A safety to keep tabs on

LSU v Arkansas
Jay Ward
Photo by Wesley Hitt/Getty Images

Unfortunately, opt-outs will take just about all of the notable NFL Draft prospects for the LSU Tigers and Purdue Boilermakers off the field in this year’s Citrus Bowl. But, LSU safety Jay Ward will be suiting up and the Las Vegas Raiders will be looking to improve their defensive backfield, so Ward is worth tuning in for.


Jay Ward, S (No. 5)

Career stats (four seasons): 159 total tackles (105 solo), 3.5 TFL, 6 INTs, 17 PD, 2 FFs

NFL Mock Draft Database draft projection as of 12/31: 5th round

Scouting report via (full report)

Jay Ward is a senior defensive back prospect who made the transition from corner, where he saw his first action as a collegiate player, to safety. Ward has been the leader of an LSU defense that has been in constant transition over the last three years—three defensive coordinators in three years. Ward’s leadership is felt through his play on the field as he is a high-motor, maximum-effort player that is willing to put his body on the line on any given play.

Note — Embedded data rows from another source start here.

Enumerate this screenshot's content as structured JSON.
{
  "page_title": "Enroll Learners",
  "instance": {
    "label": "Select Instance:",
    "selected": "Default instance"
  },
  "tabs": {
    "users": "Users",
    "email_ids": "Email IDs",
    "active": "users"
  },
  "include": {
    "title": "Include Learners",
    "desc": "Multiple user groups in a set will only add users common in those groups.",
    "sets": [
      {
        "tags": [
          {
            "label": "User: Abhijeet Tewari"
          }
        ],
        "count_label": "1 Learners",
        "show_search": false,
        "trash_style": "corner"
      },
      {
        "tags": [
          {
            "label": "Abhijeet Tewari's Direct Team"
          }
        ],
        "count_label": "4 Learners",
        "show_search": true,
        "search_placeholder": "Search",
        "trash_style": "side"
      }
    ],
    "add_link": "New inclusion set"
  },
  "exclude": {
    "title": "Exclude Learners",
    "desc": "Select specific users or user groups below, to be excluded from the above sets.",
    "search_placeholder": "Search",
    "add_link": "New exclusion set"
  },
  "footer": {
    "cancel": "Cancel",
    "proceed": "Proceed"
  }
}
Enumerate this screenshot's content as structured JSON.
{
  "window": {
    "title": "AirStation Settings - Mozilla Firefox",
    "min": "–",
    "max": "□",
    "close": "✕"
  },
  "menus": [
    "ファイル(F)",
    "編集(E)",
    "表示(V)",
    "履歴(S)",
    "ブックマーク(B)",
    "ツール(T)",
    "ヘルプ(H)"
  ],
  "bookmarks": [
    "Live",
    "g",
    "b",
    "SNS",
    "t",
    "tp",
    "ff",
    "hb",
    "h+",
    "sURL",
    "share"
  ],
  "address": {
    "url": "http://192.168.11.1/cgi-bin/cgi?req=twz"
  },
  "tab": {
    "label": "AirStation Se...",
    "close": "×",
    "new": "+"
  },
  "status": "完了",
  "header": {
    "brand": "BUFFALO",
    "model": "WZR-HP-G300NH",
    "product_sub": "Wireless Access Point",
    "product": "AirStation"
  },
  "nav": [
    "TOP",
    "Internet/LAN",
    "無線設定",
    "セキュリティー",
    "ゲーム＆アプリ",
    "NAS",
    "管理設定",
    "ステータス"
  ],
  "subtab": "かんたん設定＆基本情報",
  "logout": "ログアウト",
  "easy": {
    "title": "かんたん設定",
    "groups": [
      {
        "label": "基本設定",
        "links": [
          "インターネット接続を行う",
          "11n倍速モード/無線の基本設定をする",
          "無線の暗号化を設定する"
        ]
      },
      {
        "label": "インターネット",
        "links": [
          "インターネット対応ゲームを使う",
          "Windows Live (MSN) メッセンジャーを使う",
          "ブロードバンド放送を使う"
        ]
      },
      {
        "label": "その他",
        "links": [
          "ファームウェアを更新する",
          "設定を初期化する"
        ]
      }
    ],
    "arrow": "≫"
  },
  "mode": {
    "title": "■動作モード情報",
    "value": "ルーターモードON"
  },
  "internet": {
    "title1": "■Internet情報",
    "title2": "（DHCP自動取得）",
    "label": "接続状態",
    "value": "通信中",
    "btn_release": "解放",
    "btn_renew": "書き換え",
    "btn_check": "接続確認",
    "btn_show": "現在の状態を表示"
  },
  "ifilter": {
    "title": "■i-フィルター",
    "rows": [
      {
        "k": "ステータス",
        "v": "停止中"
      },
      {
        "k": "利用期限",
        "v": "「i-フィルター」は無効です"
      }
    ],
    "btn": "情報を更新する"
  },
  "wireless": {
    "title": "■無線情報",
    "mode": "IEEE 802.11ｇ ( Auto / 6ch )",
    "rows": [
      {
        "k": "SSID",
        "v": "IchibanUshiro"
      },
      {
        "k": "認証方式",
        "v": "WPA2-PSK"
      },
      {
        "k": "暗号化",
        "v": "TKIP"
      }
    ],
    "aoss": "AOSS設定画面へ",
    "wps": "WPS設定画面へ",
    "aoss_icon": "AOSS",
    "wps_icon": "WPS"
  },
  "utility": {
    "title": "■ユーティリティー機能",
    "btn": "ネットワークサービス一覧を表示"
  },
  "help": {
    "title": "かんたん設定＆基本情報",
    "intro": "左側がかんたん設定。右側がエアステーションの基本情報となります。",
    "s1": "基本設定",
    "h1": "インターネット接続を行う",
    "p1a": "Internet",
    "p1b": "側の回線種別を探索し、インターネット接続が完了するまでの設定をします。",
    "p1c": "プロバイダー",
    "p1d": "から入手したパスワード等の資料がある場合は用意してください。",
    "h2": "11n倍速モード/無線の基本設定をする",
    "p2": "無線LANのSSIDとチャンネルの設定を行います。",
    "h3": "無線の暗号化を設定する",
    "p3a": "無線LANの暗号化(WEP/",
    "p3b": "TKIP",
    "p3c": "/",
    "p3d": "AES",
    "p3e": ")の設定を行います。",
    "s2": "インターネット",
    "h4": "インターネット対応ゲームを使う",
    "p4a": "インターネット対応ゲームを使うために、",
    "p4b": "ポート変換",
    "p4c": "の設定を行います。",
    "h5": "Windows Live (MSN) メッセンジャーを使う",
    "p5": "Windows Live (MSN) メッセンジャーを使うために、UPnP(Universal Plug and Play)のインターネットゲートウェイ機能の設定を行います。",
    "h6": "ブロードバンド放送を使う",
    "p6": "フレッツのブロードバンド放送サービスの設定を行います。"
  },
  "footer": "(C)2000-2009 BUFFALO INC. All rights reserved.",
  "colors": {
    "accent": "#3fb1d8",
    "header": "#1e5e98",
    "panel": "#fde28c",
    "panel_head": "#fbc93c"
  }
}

Although Ward is a former cornerback, against the run from the safety position he has a physical presence in that he makes full-speed collisions with ball carriers. Ward does a good job of closing from distance to make plays at or near the line scrimmage. Ward also does a good job of disputing quick plays like screens by quickly shedding blockers and getting to the ball carrier. Ward plays with a physical presence that outweighs his actual size and body profile.

In pass coverage, Ward shows to be an instinctive payer in zone. He has multiple interceptions where he did a good job of reading the quarterback’s eyes to the receiver and made the interception. Ward has good range roaming the deeper portions of the field and is a player that can play as the deep FS. In man-to-man situations, Ward does a good job of being technically sound and closing to receivers to make the tackle or deflect the pass.


All prospects within the top 300 of NMDD’s consensus big board have opted out of the bowl game.